Task description »
Please repeat the records exactly. The pictures are to be left out.

Stored entries
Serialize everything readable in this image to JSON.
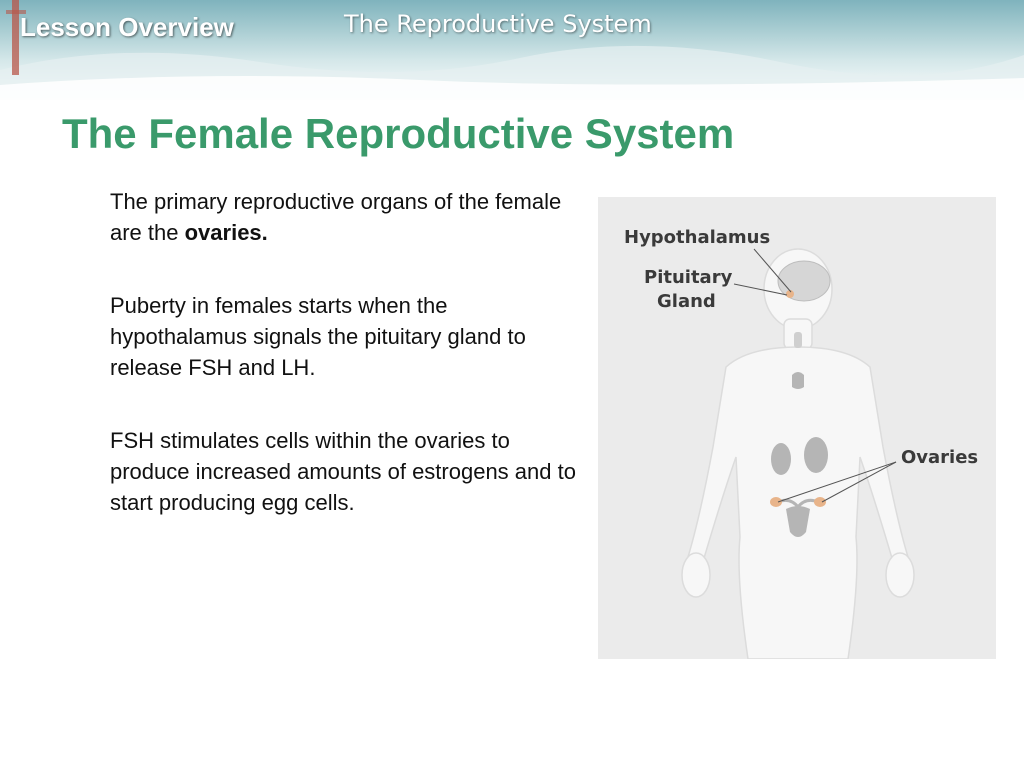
{
  "header": {
    "lesson_label": "Lesson Overview",
    "deck_title": "The Reproductive System"
  },
  "slide": {
    "title": "The Female Reproductive System",
    "paragraphs": [
      {
        "text": "The primary reproductive organs of the female are the ",
        "bold": "ovaries."
      },
      {
        "text": "Puberty in females starts when the hypothalamus signals the pituitary gland to release FSH and LH."
      },
      {
        "text": "FSH stimulates cells within the ovaries to produce increased amounts of estrogens and to start producing egg cells."
      }
    ]
  },
  "figure": {
    "labels": {
      "hypothalamus": "Hypothalamus",
      "pituitary_line1": "Pituitary",
      "pituitary_line2": "Gland",
      "ovaries": "Ovaries"
    },
    "colors": {
      "background": "#ebebeb",
      "body": "#f7f7f7",
      "organ": "#b5b5b5",
      "highlight": "#e8b48a",
      "label": "#3a3a3a"
    }
  },
  "colors": {
    "title": "#3a9a6b",
    "header_text": "#ffffff"
  }
}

Exercise solution »
Serialize everything readable in this image to JSON.
{
  "header": {
    "lesson_label": "Lesson Overview",
    "deck_title": "The Reproductive System"
  },
  "slide": {
    "title": "The Female Reproductive System",
    "paragraphs": [
      {
        "text": "The primary reproductive organs of the female are the ",
        "bold": "ovaries."
      },
      {
        "text": "Puberty in females starts when the hypothalamus signals the pituitary gland to release FSH and LH."
      },
      {
        "text": "FSH stimulates cells within the ovaries to produce increased amounts of estrogens and to start producing egg cells."
      }
    ]
  },
  "figure": {
    "labels": {
      "hypothalamus": "Hypothalamus",
      "pituitary_line1": "Pituitary",
      "pituitary_line2": "Gland",
      "ovaries": "Ovaries"
    },
    "colors": {
      "background": "#ebebeb",
      "body": "#f7f7f7",
      "organ": "#b5b5b5",
      "highlight": "#e8b48a",
      "label": "#3a3a3a"
    }
  },
  "colors": {
    "title": "#3a9a6b",
    "header_text": "#ffffff"
  }
}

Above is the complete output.